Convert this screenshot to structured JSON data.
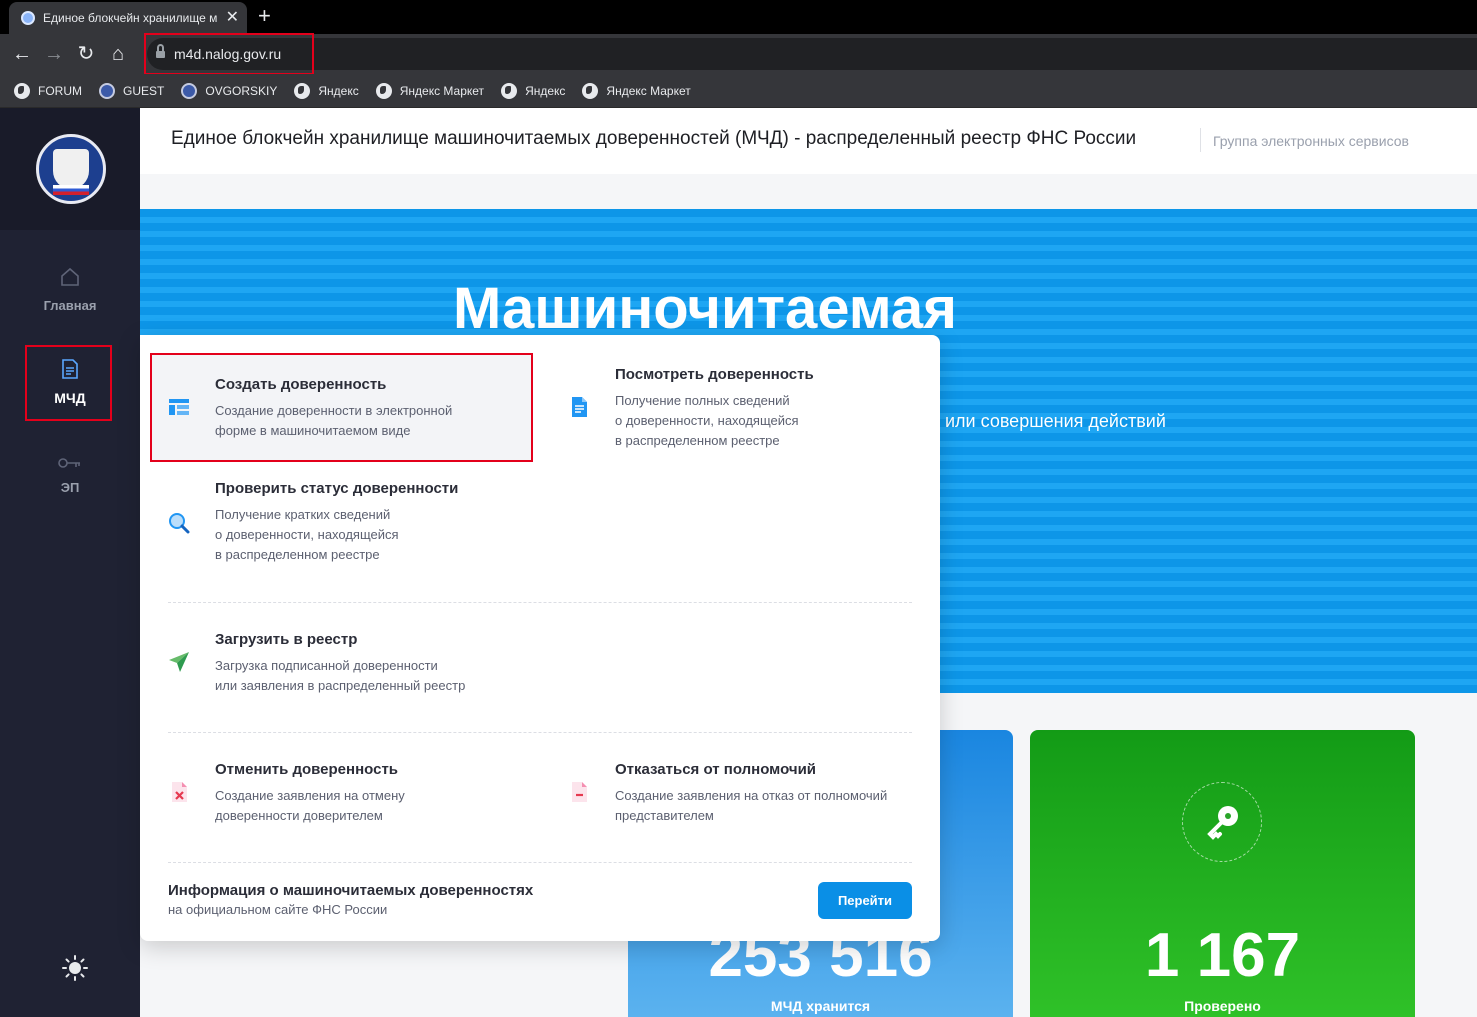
{
  "browser": {
    "tab_title": "Единое блокчейн хранилище м",
    "url": "m4d.nalog.gov.ru",
    "bookmarks": [
      "FORUM",
      "GUEST",
      "OVGORSKIY",
      "Яндекс",
      "Яндекс Маркет",
      "Яндекс",
      "Яндекс Маркет"
    ]
  },
  "sidebar": {
    "items": [
      {
        "label": "Главная"
      },
      {
        "label": "МЧД"
      },
      {
        "label": "ЭП"
      }
    ]
  },
  "header": {
    "title": "Единое блокчейн хранилище машиночитаемых доверенностей (МЧД) - распределенный реестр ФНС России",
    "group": "Группа электронных сервисов"
  },
  "hero": {
    "title": "Машиночитаемая",
    "subtitle_fragment": "или совершения действий"
  },
  "stats": {
    "stored_value": "253 516",
    "stored_label": "МЧД хранится",
    "checked_value": "1 167",
    "checked_label": "Проверено"
  },
  "menu": {
    "create": {
      "title": "Создать доверенность",
      "desc": [
        "Создание доверенности в электронной",
        "форме в машиночитаемом виде"
      ]
    },
    "view": {
      "title": "Посмотреть доверенность",
      "desc": [
        "Получение полных сведений",
        "о доверенности, находящейся",
        "в распределенном реестре"
      ]
    },
    "status": {
      "title": "Проверить статус доверенности",
      "desc": [
        "Получение кратких сведений",
        "о доверенности, находящейся",
        "в распределенном реестре"
      ]
    },
    "upload": {
      "title": "Загрузить в реестр",
      "desc": [
        "Загрузка подписанной доверенности",
        "или заявления в распределенный реестр"
      ]
    },
    "cancel": {
      "title": "Отменить доверенность",
      "desc": [
        "Создание заявления на отмену",
        "доверенности доверителем"
      ]
    },
    "refuse": {
      "title": "Отказаться от полномочий",
      "desc": [
        "Создание заявления на отказ от полномочий",
        "представителем"
      ]
    },
    "info_title": "Информация о машиночитаемых доверенностях",
    "info_sub": "на официальном сайте ФНС России",
    "go_button": "Перейти"
  },
  "colors": {
    "accent": "#0a8fe6",
    "highlight": "#e3001b",
    "sidebar": "#1f2233",
    "success": "#139b16"
  }
}
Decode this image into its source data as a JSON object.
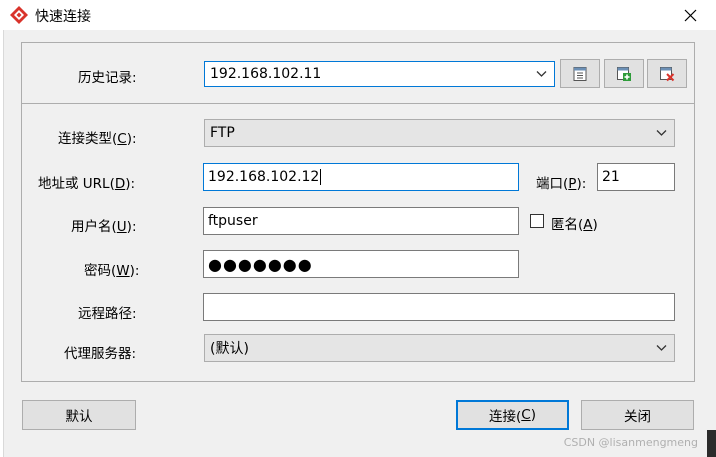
{
  "window": {
    "title": "快速连接",
    "close_symbol": "✕"
  },
  "history": {
    "label_text": "历史记录:",
    "selected_value": "192.168.102.11"
  },
  "form": {
    "connection_type": {
      "label": "连接类型(",
      "accel": "C",
      "label_end": "):",
      "value": "FTP"
    },
    "address": {
      "label": "地址或 URL(",
      "accel": "D",
      "label_end": "):",
      "value": "192.168.102.12"
    },
    "port": {
      "label": "端口(",
      "accel": "P",
      "label_end": "):",
      "value": "21"
    },
    "username": {
      "label": "用户名(",
      "accel": "U",
      "label_end": "):",
      "value": "ftpuser"
    },
    "anonymous": {
      "label": "匿名(",
      "accel": "A",
      "label_end": ")",
      "checked": false
    },
    "password": {
      "label": "密码(",
      "accel": "W",
      "label_end": "):",
      "masked_value": "●●●●●●●"
    },
    "remote_path": {
      "label": "远程路径:",
      "value": ""
    },
    "proxy": {
      "label": "代理服务器:",
      "value": "(默认)"
    }
  },
  "buttons": {
    "default": "默认",
    "connect_prefix": "连接(",
    "connect_accel": "C",
    "connect_suffix": ")",
    "close": "关闭"
  },
  "watermark": "CSDN @lisanmengmeng",
  "colors": {
    "accent": "#0078d7",
    "app_icon": "#d9332b",
    "add_icon": "#2e9c3a",
    "delete_icon": "#d9332b"
  },
  "icons": [
    "app-logo-icon",
    "close-icon",
    "chevron-down-icon",
    "history-properties-icon",
    "history-add-icon",
    "history-delete-icon"
  ]
}
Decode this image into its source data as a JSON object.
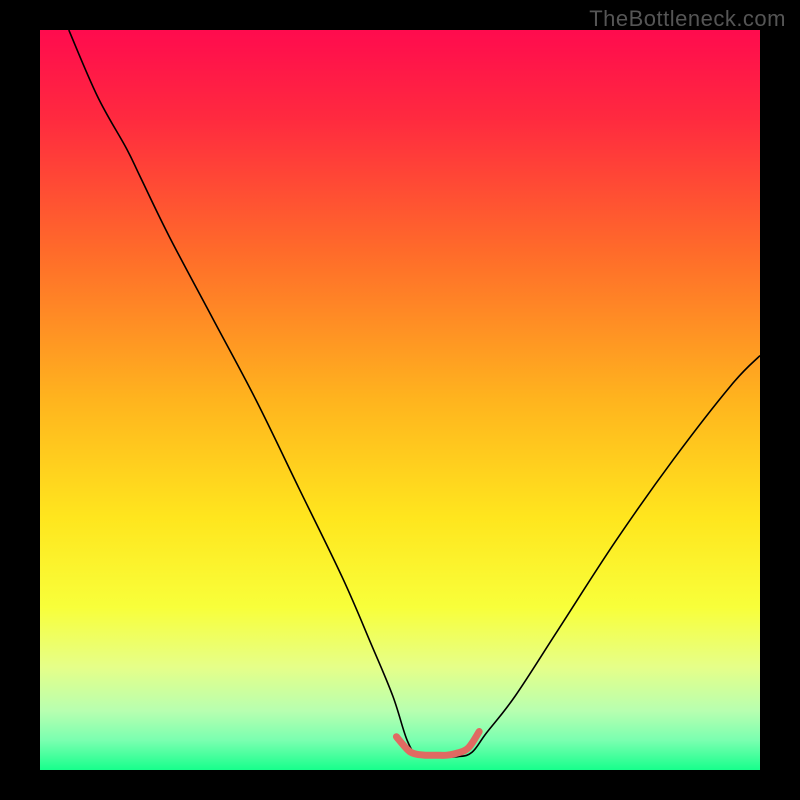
{
  "watermark": "TheBottleneck.com",
  "chart_data": {
    "type": "line",
    "title": "",
    "xlabel": "",
    "ylabel": "",
    "xlim": [
      0,
      100
    ],
    "ylim": [
      0,
      100
    ],
    "legend": false,
    "grid": false,
    "background_gradient_stops": [
      {
        "offset": 0.0,
        "color": "#ff0b4e"
      },
      {
        "offset": 0.12,
        "color": "#ff2a3f"
      },
      {
        "offset": 0.3,
        "color": "#ff6b2a"
      },
      {
        "offset": 0.5,
        "color": "#ffb41e"
      },
      {
        "offset": 0.66,
        "color": "#ffe61e"
      },
      {
        "offset": 0.78,
        "color": "#f8ff3a"
      },
      {
        "offset": 0.86,
        "color": "#e6ff88"
      },
      {
        "offset": 0.92,
        "color": "#b8ffb0"
      },
      {
        "offset": 0.96,
        "color": "#7affb0"
      },
      {
        "offset": 1.0,
        "color": "#17ff8c"
      }
    ],
    "series": [
      {
        "name": "bottleneck-curve",
        "stroke": "#000000",
        "stroke_width": 1.6,
        "x": [
          4,
          8,
          12,
          14,
          18,
          24,
          30,
          36,
          42,
          46,
          49,
          51,
          52.5,
          55,
          58,
          60,
          62,
          66,
          72,
          80,
          88,
          96,
          100
        ],
        "y": [
          100,
          91,
          84,
          80,
          72,
          61,
          50,
          38,
          26,
          17,
          10,
          4,
          2,
          1.8,
          1.8,
          2.4,
          5,
          10,
          19,
          31,
          42,
          52,
          56
        ]
      },
      {
        "name": "optimal-band-marker",
        "stroke": "#e06a62",
        "stroke_width": 7,
        "linecap": "round",
        "x": [
          49.5,
          51,
          52,
          53.5,
          55,
          56.5,
          58,
          59.5,
          61
        ],
        "y": [
          4.5,
          2.8,
          2.2,
          2.0,
          2.0,
          2.0,
          2.3,
          3.0,
          5.2
        ]
      }
    ],
    "annotations": []
  }
}
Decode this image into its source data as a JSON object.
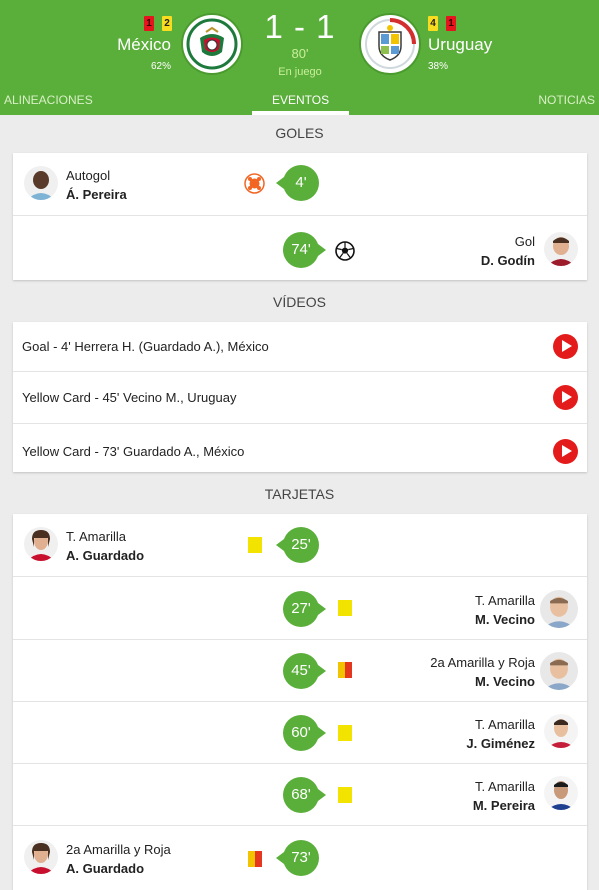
{
  "match": {
    "home": {
      "name": "México",
      "pct": "62%",
      "red_cards": "1",
      "yellow_cards": "2"
    },
    "away": {
      "name": "Uruguay",
      "pct": "38%",
      "yellow_cards": "4",
      "red_cards": "1"
    },
    "score": "1 - 1",
    "minute": "80'",
    "status": "En juego"
  },
  "tabs": [
    {
      "label": "ALINEACIONES",
      "active": false
    },
    {
      "label": "EVENTOS",
      "active": true
    },
    {
      "label": "NOTICIAS",
      "active": false
    }
  ],
  "sections": {
    "goals": "GOLES",
    "videos": "VÍDEOS",
    "cards": "TARJETAS"
  },
  "goals": [
    {
      "side": "home",
      "type": "Autogol",
      "player": "Á. Pereira",
      "minute": "4'",
      "icon": "own-goal-icon"
    },
    {
      "side": "away",
      "type": "Gol",
      "player": "D. Godín",
      "minute": "74'",
      "icon": "soccer-ball-icon"
    }
  ],
  "videos": [
    {
      "label": "Goal - 4' Herrera H. (Guardado A.), México"
    },
    {
      "label": "Yellow Card - 45' Vecino M., Uruguay"
    },
    {
      "label": "Yellow Card - 73' Guardado A., México"
    }
  ],
  "cards": [
    {
      "side": "home",
      "type": "T. Amarilla",
      "player": "A. Guardado",
      "minute": "25'",
      "card": "yellow"
    },
    {
      "side": "away",
      "type": "T. Amarilla",
      "player": "M. Vecino",
      "minute": "27'",
      "card": "yellow"
    },
    {
      "side": "away",
      "type": "2a Amarilla y Roja",
      "player": "M. Vecino",
      "minute": "45'",
      "card": "second-yellow-red"
    },
    {
      "side": "away",
      "type": "T. Amarilla",
      "player": "J. Giménez",
      "minute": "60'",
      "card": "yellow"
    },
    {
      "side": "away",
      "type": "T. Amarilla",
      "player": "M. Pereira",
      "minute": "68'",
      "card": "yellow"
    },
    {
      "side": "home",
      "type": "2a Amarilla y Roja",
      "player": "A. Guardado",
      "minute": "73'",
      "card": "second-yellow-red"
    }
  ],
  "colors": {
    "brand_green": "#5aae3a",
    "yellow_card": "#f2e300",
    "red_card": "#e5141d",
    "play_button": "#e41b1b"
  }
}
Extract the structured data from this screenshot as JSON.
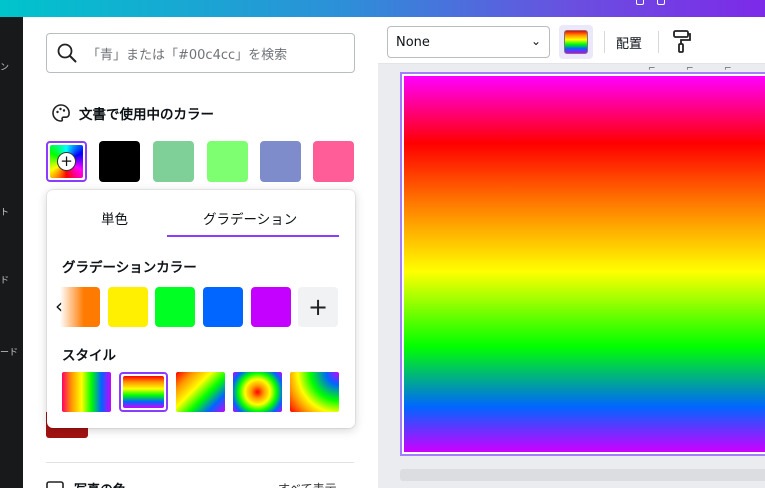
{
  "search": {
    "placeholder": "「青」または「#00c4cc」を検索"
  },
  "document_colors": {
    "title": "文書で使用中のカラー",
    "swatches": [
      "#000000",
      "#7fcf98",
      "#7eff72",
      "#7f8ccc",
      "#fe5d97"
    ]
  },
  "gradient_popup": {
    "tabs": [
      "単色",
      "グラデーション"
    ],
    "active_tab": "グラデーション",
    "gradient_colors_label": "グラデーションカラー",
    "gradient_colors": [
      "#ff7a00",
      "#ffef00",
      "#00ff22",
      "#0066ff",
      "#c400ff"
    ],
    "style_label": "スタイル",
    "styles": [
      "horizontal",
      "vertical",
      "diagonal",
      "radial",
      "corner-radial"
    ],
    "selected_style": "vertical"
  },
  "rail": {
    "fragments": [
      "ン",
      "ト",
      "ド",
      "ード"
    ]
  },
  "photo_colors": {
    "title": "写真の色",
    "link": "すべて表示"
  },
  "toolbar": {
    "select_value": "None",
    "arrange_label": "配置"
  },
  "colors": {
    "accent": "#8b3dff",
    "rail": "#18191b",
    "canvas_bg": "#ebecf0"
  }
}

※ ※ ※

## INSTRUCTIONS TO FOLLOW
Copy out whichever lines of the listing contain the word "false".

## REPLY TO THE TASK
      "checked": false
    "legend": false,
    "grid": false,
      "active": false
      "active": false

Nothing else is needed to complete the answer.